Transforming Exponential Functions  
 
Introduction  
This lesson will inform you how to transform exponential functions. Here are the sections within this lesson page:

Transformations  regardless of the function  behave the same. This graphic organizer describes transformations on the function f(x).
The sections below will describe how specifically an exponential function behaves under these transformations.
 
If the xvariable of a parent function, f(x), is replaced with 'x + 2,' every point of the function will move 2 units left. Conversely, if the xvariable of a parent function, f(x), is replaced with 'x  2,' every point of the function will move 2 units right. The graph below demonstrates this for the function...
There are two important points to notice.
Here is the mathematics for all three of the functions that have been graphed above. Colors have been added to match the graph in this section.
These yintercepts can be verified by examining the graphs in this section.  
The parent curve of an exponential function has the asymptote y = 0. This is evident by looking at the function...
...which has been graphed below.
Look what happens when we either add or subtract a number to/from our parent function.
Notice if we add the number 1 to the function that the function moves vertically up 1 unit. If we subtract 1 to the function, the function moves vertically down 1 unit. In both cases the asymptote follows the curve. The table below shows this close correlation.
 
If a function and its opposite are compared, we would see that they would be mirror versions of each other. The mirror would be the xaxis, in this situation. We should look at a specific situation. Let us examine our parent function from a previous section and its opposite function.
Here are their graphs.
This demonstrates how the transformed function is obtained by flipping the original function over the xaxis.
 
Now that we have seen several types of transformations, we will now look at a few examples. Example 1: g(x) = 4^{x+2} + 1 Let's first determine how this function compares with its parent function, which is...

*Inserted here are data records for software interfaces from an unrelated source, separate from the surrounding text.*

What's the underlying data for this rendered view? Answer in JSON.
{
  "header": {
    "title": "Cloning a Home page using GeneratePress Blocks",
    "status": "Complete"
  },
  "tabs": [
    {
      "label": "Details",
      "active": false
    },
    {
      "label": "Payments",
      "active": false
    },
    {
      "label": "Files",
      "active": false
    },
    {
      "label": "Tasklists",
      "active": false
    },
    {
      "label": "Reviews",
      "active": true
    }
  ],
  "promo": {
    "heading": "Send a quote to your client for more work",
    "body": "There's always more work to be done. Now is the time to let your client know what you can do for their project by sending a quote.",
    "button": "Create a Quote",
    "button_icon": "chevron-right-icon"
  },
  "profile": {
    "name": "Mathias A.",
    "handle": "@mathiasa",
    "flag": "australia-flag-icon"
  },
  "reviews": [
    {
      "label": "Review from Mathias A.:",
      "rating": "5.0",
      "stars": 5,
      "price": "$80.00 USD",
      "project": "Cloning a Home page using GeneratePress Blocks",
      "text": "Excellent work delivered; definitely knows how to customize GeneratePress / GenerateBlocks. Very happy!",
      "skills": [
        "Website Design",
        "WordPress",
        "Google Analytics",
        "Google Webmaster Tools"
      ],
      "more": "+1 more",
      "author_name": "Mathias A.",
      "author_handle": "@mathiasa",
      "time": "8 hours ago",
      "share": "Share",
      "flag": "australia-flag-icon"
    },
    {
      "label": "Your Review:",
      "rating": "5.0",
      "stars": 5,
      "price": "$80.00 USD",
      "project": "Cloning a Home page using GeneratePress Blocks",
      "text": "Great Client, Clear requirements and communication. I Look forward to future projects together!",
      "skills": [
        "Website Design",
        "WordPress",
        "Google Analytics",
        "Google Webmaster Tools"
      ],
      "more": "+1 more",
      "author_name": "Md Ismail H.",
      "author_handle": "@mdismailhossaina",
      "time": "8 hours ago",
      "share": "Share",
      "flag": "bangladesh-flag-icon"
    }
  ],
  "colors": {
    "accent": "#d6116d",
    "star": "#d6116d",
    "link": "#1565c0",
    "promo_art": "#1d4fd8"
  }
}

To graph g(x), we would have to move h(x) 2 units left and 1 unit up. The number next to the xvalue is the horizontal shift and we have to take the opposite to determine the direction of the shift. The +2 really means 2 units left. The +1 is not next to the xvalue, which means it is the vertical shift number. Now, we can sketch the graph of g(x) since we have a general idea of the shape of h(x), which is an exponential growth function. The asymptote of h(x), which is y = 0, will shift up 1 unit along with g(x). This will make the asymptote of g(x) equal to y = 1.
To locate its yintercept, we need to substitute the value 0 for the xvalue, like so.
Example 2: k(x) = 2^{x1}  3 This transformation requires reflecting k(x) over the xaxis, moving the curve 1 unit right and 3 units down. The asymptote must be y = 3, since the curve was moved down 3 units. The yintercept can be found as follows.
 
This video will help you understand the transformation sections above.  
This quiz will help you master the lessons above.  
Try these lessons, which are related to the sections above.
esson: Translations